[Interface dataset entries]
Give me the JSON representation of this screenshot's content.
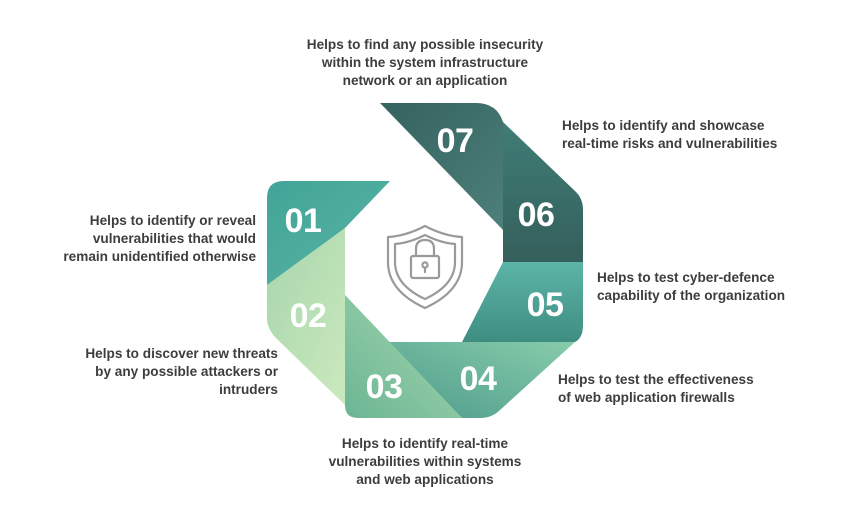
{
  "steps": [
    {
      "number": "01",
      "lines": [
        "Helps to identify or reveal",
        "vulnerabilities that would",
        "remain unidentified otherwise"
      ]
    },
    {
      "number": "02",
      "lines": [
        "Helps to discover new threats",
        "by any possible attackers or",
        "intruders"
      ]
    },
    {
      "number": "03",
      "lines": [
        "Helps to identify real-time",
        "vulnerabilities within systems",
        "and web applications"
      ]
    },
    {
      "number": "04",
      "lines": [
        "Helps to test the effectiveness",
        "of web application firewalls"
      ]
    },
    {
      "number": "05",
      "lines": [
        "Helps to test cyber-defence",
        "capability of the organization"
      ]
    },
    {
      "number": "06",
      "lines": [
        "Helps to identify and showcase",
        "real-time risks and vulnerabilities"
      ]
    },
    {
      "number": "07",
      "lines": [
        "Helps to find any possible insecurity",
        "within the system infrastructure",
        "network or an application"
      ]
    }
  ],
  "center_icon": "shield-lock-icon",
  "colors": {
    "dark_teal": "#3f6e6c",
    "teal": "#4aa79d",
    "mid_teal": "#5bb6a6",
    "green": "#7fc8a2",
    "light_green": "#c4e6b4",
    "text": "#3d3d3d",
    "icon": "#9a9a9a"
  }
}
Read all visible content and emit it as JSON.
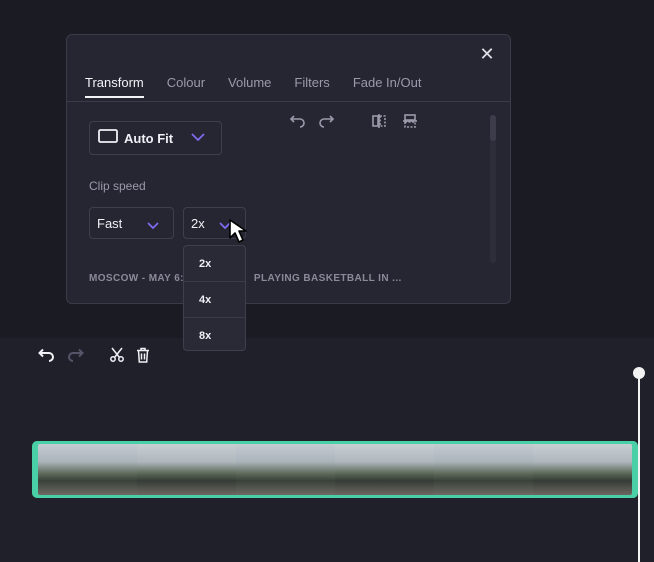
{
  "panel": {
    "close_glyph": "✕",
    "tabs": [
      {
        "label": "Transform",
        "active": true
      },
      {
        "label": "Colour"
      },
      {
        "label": "Volume"
      },
      {
        "label": "Filters"
      },
      {
        "label": "Fade In/Out"
      }
    ],
    "toolbar_icons": [
      "undo-icon",
      "redo-icon",
      "flip-horizontal-icon",
      "flip-vertical-icon"
    ],
    "fit_dropdown": {
      "value": "Auto Fit",
      "icon": "aspect-ratio-icon"
    },
    "clip_speed": {
      "label": "Clip speed",
      "mode_value": "Fast",
      "multiplier_value": "2x",
      "options": [
        "2x",
        "4x",
        "8x"
      ]
    },
    "caption": "MOSCOW - MAY 6:",
    "caption_tail": "PLAYING BASKETBALL IN ..."
  },
  "timeline": {
    "toolbar_icons": [
      "undo-icon",
      "redo-icon",
      "split-icon",
      "delete-icon"
    ]
  },
  "colors": {
    "accent": "#7b6cf0",
    "clip_border": "#4ad0a6",
    "panel_bg": "#262633",
    "page_bg": "#1b1b24"
  }
}
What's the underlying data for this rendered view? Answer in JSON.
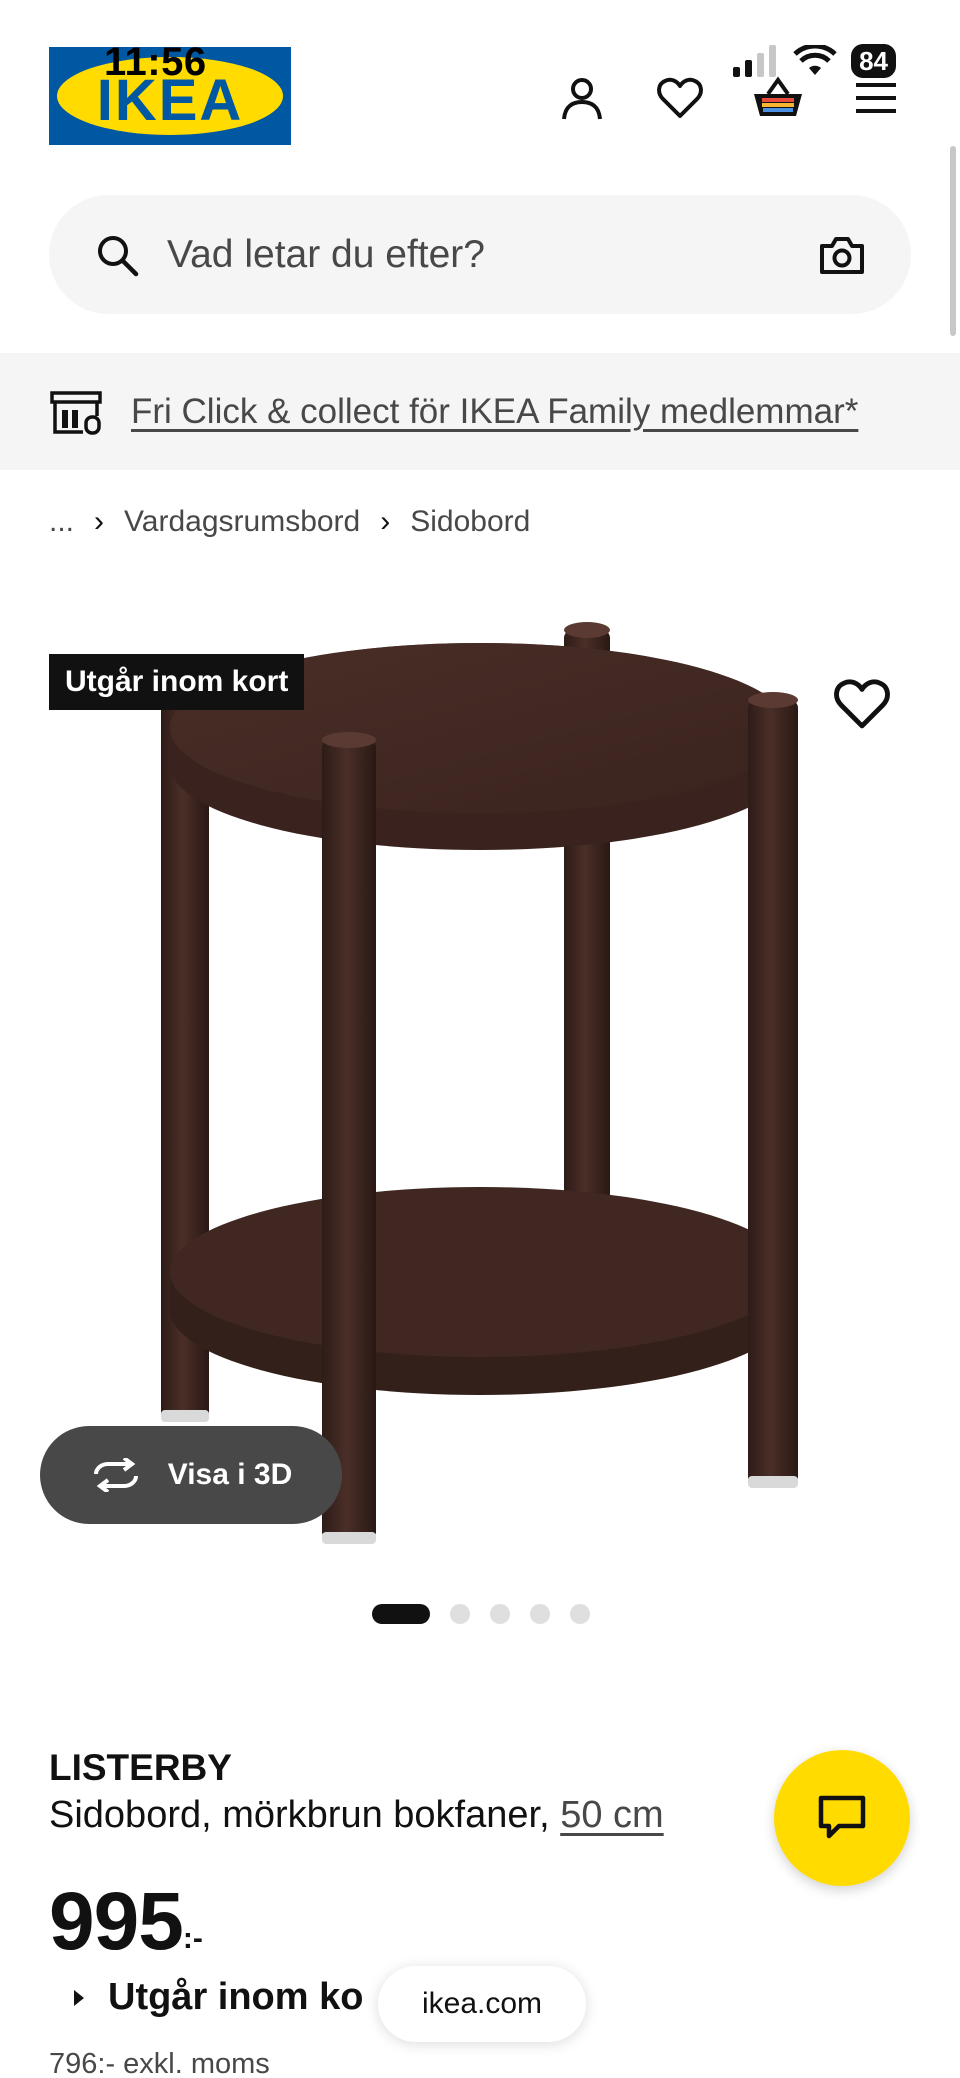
{
  "status_bar": {
    "time": "11:56",
    "battery": "84"
  },
  "header": {
    "logo_text": "IKEA",
    "icons": [
      "profile-icon",
      "heart-icon",
      "basket-icon",
      "menu-icon"
    ]
  },
  "search": {
    "placeholder": "Vad letar du efter?"
  },
  "banner": {
    "text": "Fri Click & collect för IKEA Family medlemmar*"
  },
  "breadcrumb": {
    "ellipsis": "...",
    "items": [
      "Vardagsrumsbord",
      "Sidobord"
    ]
  },
  "gallery": {
    "badge": "Utgår inom kort",
    "view_3d_label": "Visa i 3D",
    "image_count": 5,
    "active_index": 0
  },
  "product": {
    "name": "LISTERBY",
    "description": "Sidobord, mörkbrun bokfaner,",
    "measure": "50 cm",
    "price": "995",
    "price_suffix": ":-",
    "availability": "Utgår inom ko",
    "price_excl_vat": "796:- exkl. moms"
  },
  "browser": {
    "url": "ikea.com"
  },
  "colors": {
    "brand_blue": "#0058a3",
    "brand_yellow": "#ffdb00",
    "wood_dark": "#3b2420"
  }
}
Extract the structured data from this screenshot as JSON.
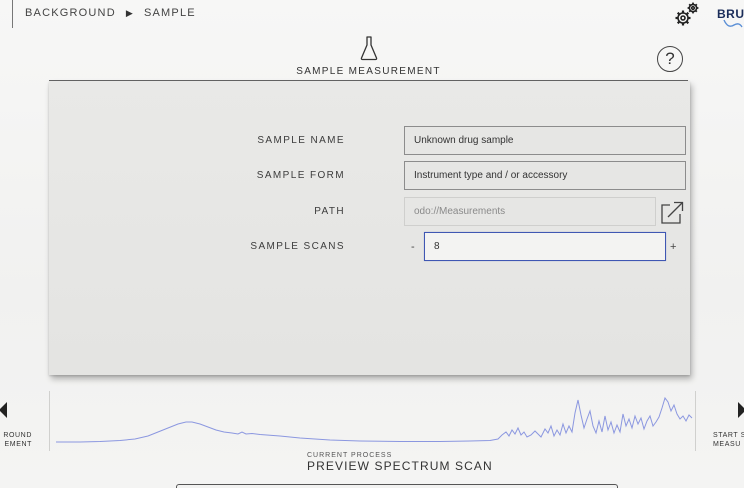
{
  "breadcrumb": {
    "items": [
      "BACKGROUND",
      "SAMPLE"
    ],
    "separator": "▶"
  },
  "header": {
    "brand": "BRU"
  },
  "panel": {
    "title": "SAMPLE MEASUREMENT",
    "help_label": "?",
    "fields": {
      "sample_name": {
        "label": "SAMPLE NAME",
        "value": "Unknown drug sample"
      },
      "sample_form": {
        "label": "SAMPLE FORM",
        "value": "Instrument type and / or accessory"
      },
      "path": {
        "label": "PATH",
        "value": "odo://Measurements"
      },
      "sample_scans": {
        "label": "SAMPLE SCANS",
        "value": "8",
        "decrement": "-",
        "increment": "+"
      }
    }
  },
  "footer": {
    "nav_left_label": "ROUND\nEMENT",
    "nav_right_label": "START S\nMEASU",
    "current_process_label": "CURRENT PROCESS",
    "current_process": "PREVIEW SPECTRUM SCAN"
  },
  "colors": {
    "accent": "#3f57b3",
    "spectrum": "#8b97e0",
    "brand": "#1b2d5a"
  },
  "icons": [
    "gear-icon",
    "flask-icon",
    "help-icon",
    "external-link-icon",
    "arrow-left-icon",
    "arrow-right-icon"
  ]
}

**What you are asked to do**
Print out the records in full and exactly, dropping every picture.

**Finished task**
Give me the JSON representation of this screenshot's content.
{
  "steps": [
    {
      "number": "01",
      "lines": [
        "Helps to identify or reveal",
        "vulnerabilities that would",
        "remain unidentified otherwise"
      ]
    },
    {
      "number": "02",
      "lines": [
        "Helps to discover new threats",
        "by any possible attackers or",
        "intruders"
      ]
    },
    {
      "number": "03",
      "lines": [
        "Helps to identify real-time",
        "vulnerabilities within systems",
        "and web applications"
      ]
    },
    {
      "number": "04",
      "lines": [
        "Helps to test the effectiveness",
        "of web application firewalls"
      ]
    },
    {
      "number": "05",
      "lines": [
        "Helps to test cyber-defence",
        "capability of the organization"
      ]
    },
    {
      "number": "06",
      "lines": [
        "Helps to identify and showcase",
        "real-time risks and vulnerabilities"
      ]
    },
    {
      "number": "07",
      "lines": [
        "Helps to find any possible insecurity",
        "within the system infrastructure",
        "network or an application"
      ]
    }
  ],
  "center_icon": "shield-lock-icon",
  "colors": {
    "dark_teal": "#3f6e6c",
    "teal": "#4aa79d",
    "mid_teal": "#5bb6a6",
    "green": "#7fc8a2",
    "light_green": "#c4e6b4",
    "text": "#3d3d3d",
    "icon": "#9a9a9a"
  }
}
Read all visible content and emit it as JSON.
{
  "panel": {
    "close_glyph": "✕",
    "tabs": [
      {
        "label": "Transform",
        "active": true
      },
      {
        "label": "Colour"
      },
      {
        "label": "Volume"
      },
      {
        "label": "Filters"
      },
      {
        "label": "Fade In/Out"
      }
    ],
    "toolbar_icons": [
      "undo-icon",
      "redo-icon",
      "flip-horizontal-icon",
      "flip-vertical-icon"
    ],
    "fit_dropdown": {
      "value": "Auto Fit",
      "icon": "aspect-ratio-icon"
    },
    "clip_speed": {
      "label": "Clip speed",
      "mode_value": "Fast",
      "multiplier_value": "2x",
      "options": [
        "2x",
        "4x",
        "8x"
      ]
    },
    "caption": "MOSCOW - MAY 6:",
    "caption_tail": "PLAYING BASKETBALL IN ..."
  },
  "timeline": {
    "toolbar_icons": [
      "undo-icon",
      "redo-icon",
      "split-icon",
      "delete-icon"
    ]
  },
  "colors": {
    "accent": "#7b6cf0",
    "clip_border": "#4ad0a6",
    "panel_bg": "#262633",
    "page_bg": "#1b1b24"
  }
}
What's the underlying data for this rendered view? Answer in JSON.
{
  "status_bar": {
    "time": "11:56",
    "battery": "84"
  },
  "header": {
    "logo_text": "IKEA",
    "icons": [
      "profile-icon",
      "heart-icon",
      "basket-icon",
      "menu-icon"
    ]
  },
  "search": {
    "placeholder": "Vad letar du efter?"
  },
  "banner": {
    "text": "Fri Click & collect för IKEA Family medlemmar*"
  },
  "breadcrumb": {
    "ellipsis": "...",
    "items": [
      "Vardagsrumsbord",
      "Sidobord"
    ]
  },
  "gallery": {
    "badge": "Utgår inom kort",
    "view_3d_label": "Visa i 3D",
    "image_count": 5,
    "active_index": 0
  },
  "product": {
    "name": "LISTERBY",
    "description": "Sidobord, mörkbrun bokfaner,",
    "measure": "50 cm",
    "price": "995",
    "price_suffix": ":-",
    "availability": "Utgår inom ko",
    "price_excl_vat": "796:- exkl. moms"
  },
  "browser": {
    "url": "ikea.com"
  },
  "colors": {
    "brand_blue": "#0058a3",
    "brand_yellow": "#ffdb00",
    "wood_dark": "#3b2420"
  }
}
Extract the structured data from this screenshot as JSON.
{
  "breadcrumb": {
    "items": [
      "BACKGROUND",
      "SAMPLE"
    ],
    "separator": "▶"
  },
  "header": {
    "brand": "BRU"
  },
  "panel": {
    "title": "SAMPLE MEASUREMENT",
    "help_label": "?",
    "fields": {
      "sample_name": {
        "label": "SAMPLE NAME",
        "value": "Unknown drug sample"
      },
      "sample_form": {
        "label": "SAMPLE FORM",
        "value": "Instrument type and / or accessory"
      },
      "path": {
        "label": "PATH",
        "value": "odo://Measurements"
      },
      "sample_scans": {
        "label": "SAMPLE SCANS",
        "value": "8",
        "decrement": "-",
        "increment": "+"
      }
    }
  },
  "footer": {
    "nav_left_label": "ROUND\nEMENT",
    "nav_right_label": "START S\nMEASU",
    "current_process_label": "CURRENT PROCESS",
    "current_process": "PREVIEW SPECTRUM SCAN"
  },
  "colors": {
    "accent": "#3f57b3",
    "spectrum": "#8b97e0",
    "brand": "#1b2d5a"
  },
  "icons": [
    "gear-icon",
    "flask-icon",
    "help-icon",
    "external-link-icon",
    "arrow-left-icon",
    "arrow-right-icon"
  ]
}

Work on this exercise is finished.